How to choose a credit card with the NPV() function in a spreadsheet

In this post, we’ll show you how to compare different credit cards that have different sign-up bonuses, annual fees, rewards, etc. We’ll use the NPV function, which allows us to compare different streams of cash flows that come at different times.

A word of caution: Our post assumes that you’ll pay off your credit card in full each month. As we mentioned in our personal finance modeling post, the rate of return earned on investments is one of the key factors in achieving long term financial independence. We assumed getting a 4% return on our investments…the average interest rate you’d have to pay on a credit card balance is 15%! That’s like having a huge negative investment, which could keep you in the poor house.

Image result for suze orman credit card debt

Spreadsheet inputs

We’ll take a sampling of three of the most popular rewards cards out there today, which we found at this Nerdwallet page using a Google search.

1. Citi Double Cash Back – This card is remarkably simple: 2% cash back on all purchases, no sign up bonus, no annual fee.


2.  Chase Freedom – This card offers 1% back on all purchases, and 5% back on a rotating category with a limit of $1500 in rotating category purchases (for example, this quarter it is on restaurants).  There is also no sign up bonus and no annual fee.


3. Chase Sapphire Preferred – This card is a little more complex: you get 2 points (about 2%) for travel and dining purchases, and 1 point for other purchases. There is a $95 annual fee that is waived the first year, and there is a $500 sign up bonus.


Here’s how it looks in our spreadsheet so far:


Next, we’ll input our own personal spending habits, which will be variables that can be changed:

1. Total credit card purchases per year.

2. Total credit card purchases in special categories per year.

3. Our internal discount rate for money received in the future. We’ve touched on this concept in the past, but a dollar tomorrow is worth less than a dollar today. If we assume a 4% rate, than we’d be indifferent about receiving $1.04 in one year or $1 today.
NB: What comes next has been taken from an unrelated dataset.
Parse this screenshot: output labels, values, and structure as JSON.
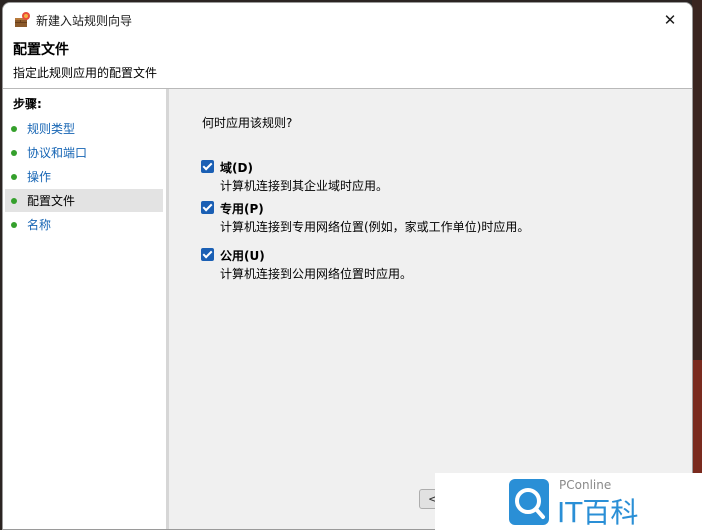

Spreadsheet Logic & Output

We’ll simplify things a bit and assume we’ll have all three cards for 5 years. We’ll set up a table with all the benefits and costs of each card for each aspect of the card for each year. Next, we’ll sum together all the cash flows for each year and discount them by our assumed discount rate.

Let’s start with the Chase Sapphire Preferred Card:

First, we’ll create our cash flows table with 6 years, from Year 0 (today) to Year 5. Then we’ll add in rows for each of the aspects of the card we will want to calculate:


Next we’ll add formulas for the cash flows. The signing bonus gets brought into the Year 0 column with formulas “=A18”. The annual fee goes into each column Years 0 through 4 as “= –$A$19”, note the conditional references. We also delete the Year 0 annual fee as the website says it is waived in the first year.


For the Regular cash back, we’ll take cell B20 and multiply by Cell B25 and for the Special category purchases, we’ll take cell B21 and multiply by cell B26.  Then we’ll add a row to sum all the cash flows for each year.


Then we’ll use the NPV() function to calculate the Net Present Value of that stream of six cash flows for the Chase Sapphire Preferred Card at a 4% discount rate:


Repeat for the others, and we find that in our example, we should be using the Chase Freedom Card

Check out the Excel spreadsheet here: Use NPV to choose a credit card

Author: Amie

Our names are Steve and Amie. Over the past several years, we have spent countless hours with spreadsheets at various financial companies in New York, Philadelphia, and California. Both CFA charter holders, Amie studied Economics at Princeton University, and Steve majored in Electrical Engineering at Princeton University (Go Tigers!) with a certificate in Finance. Steve also has his MBA from NYU Stern.